Because the link can be hard to establish. Unlike, say, a salmonella outbreak which could easily be traced back to a restaurant.
Still North Carolina scientists – including Dr. Davies, Dr. Rudo and others studied hexavalent chromium exposure and set a state limit. That was the basis of the original do-not-drink order. Dr. Engel say’s that’s normally enough for a state’s health department. They trust their staff.
In her resignation letter Dr. Davies says this was not the case. And the level of hexavalent chromium in the effected wells is still the same says Catawba Riverkeeper Sam Perkins.
"The data has very clearly shown wells near unlined coal ash ponds had orders of magnitude of more hexavalent chromium than what is calculated to be safe under North Carolina law and what is typically seen in municipal treated drinking water utilities."
But the standard of exposure deemed safe by the state has changed. The North Carolina Department of Environmental Quality has chosen to ignore the state’s own standard and go with a much older and more generous standard established by the federal government.
Speaking Thursday afternoon, Governor Pat McCrory defended the move by saying it’s just a disagreement among scientists. This was recorded by WRAL.
"We’re providing all the information necessary to ensure that we have safe drinking water. And the public knows exactly what the value of that drinking water is, especially as it relates to the federal standard which President Obama supports and his administration supports," McCrory said.
It was an odd moment where Governor McCory decided it was best to agree with President Obama.
For some, this is just a he-said-she-said story, with both sides accusing the other of twisting science and lying to the public.
But for Amy Brown, it’s about much more.
"I live next to Duke Energy’s Allen steam station right here in Belmont, North Carolina."

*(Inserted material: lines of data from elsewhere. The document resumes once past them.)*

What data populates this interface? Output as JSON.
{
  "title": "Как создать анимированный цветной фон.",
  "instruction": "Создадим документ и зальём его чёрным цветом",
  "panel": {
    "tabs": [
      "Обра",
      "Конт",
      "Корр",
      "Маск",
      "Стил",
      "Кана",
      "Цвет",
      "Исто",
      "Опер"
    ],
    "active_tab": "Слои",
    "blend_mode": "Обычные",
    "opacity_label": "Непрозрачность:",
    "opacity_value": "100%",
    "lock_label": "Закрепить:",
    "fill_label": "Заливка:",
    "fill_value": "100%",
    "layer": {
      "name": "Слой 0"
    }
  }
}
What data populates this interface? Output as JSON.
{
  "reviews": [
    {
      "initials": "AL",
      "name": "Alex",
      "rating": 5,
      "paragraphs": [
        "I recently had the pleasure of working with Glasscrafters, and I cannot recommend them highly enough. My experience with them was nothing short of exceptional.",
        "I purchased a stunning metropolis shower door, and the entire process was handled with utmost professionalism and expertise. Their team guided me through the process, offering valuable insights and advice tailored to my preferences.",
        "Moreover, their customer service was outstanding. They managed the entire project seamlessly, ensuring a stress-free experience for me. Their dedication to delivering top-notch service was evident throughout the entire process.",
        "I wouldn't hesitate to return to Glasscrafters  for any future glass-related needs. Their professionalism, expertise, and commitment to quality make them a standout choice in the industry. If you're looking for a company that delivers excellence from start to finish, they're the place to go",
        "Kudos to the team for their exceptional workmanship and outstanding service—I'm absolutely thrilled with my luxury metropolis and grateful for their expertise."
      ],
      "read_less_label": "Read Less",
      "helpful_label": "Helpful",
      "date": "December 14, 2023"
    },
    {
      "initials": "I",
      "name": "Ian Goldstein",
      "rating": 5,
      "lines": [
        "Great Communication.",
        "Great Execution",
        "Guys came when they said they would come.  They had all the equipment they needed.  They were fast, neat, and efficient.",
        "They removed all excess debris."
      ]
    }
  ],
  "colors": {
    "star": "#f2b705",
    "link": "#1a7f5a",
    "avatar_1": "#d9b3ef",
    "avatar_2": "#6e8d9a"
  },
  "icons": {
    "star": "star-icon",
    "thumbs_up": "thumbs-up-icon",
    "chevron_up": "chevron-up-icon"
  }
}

She, her husband, and her two young sons live less than 1,000 feet from an unlined Duke Energy coal ash pond. They rely on a well for their water. At least they did until a little over a year ago – when they, their neighbors and hundreds of others in similar situations around the state received a letter from state officials saying the water in their wells was contaminated and was unsafe to drink. Since that time the Browns have been living one bottle of water at a time.
"As for cooking, every single meal is prepared with a bottle of water. When you brush your teeth you use bottled water," Brown explained.
That water is paid for by Duke. Delivered every two weeks. Despite the fact the company and now the state say the well water is perfectly safe. Duke is just a good neighbor a spokeswoman told WFAE.
But that bottled water only goes so far says Brown.
"My four year old son does not know what its like to enjoy a long playful bubble bath. How sad is that?"
Bottled water, contaminated taps, distrust of state government, for Amy Brown there’s a simple comparison.
"We are a Flint, North Carolina. I know there are differences there and I don’t take away from Flint in any way, shape or form, but we do have things that are similar. And the corruption is one of them."
Riverkeeper Sam Perkins takes that comparison a step further.
"Imagine if in Flint, Michigan, we were also hearing that in the process of finding high levels of lead, the process was not just to ignore the problem but to try to find the highest, oldest, lead standard possible and cite that for a reason the water was safe."
That’s just what Sam Perkins believes North Carolina officials did.
WFAE Reporters Lisa Worf and Michael Tomsic contributed to this report.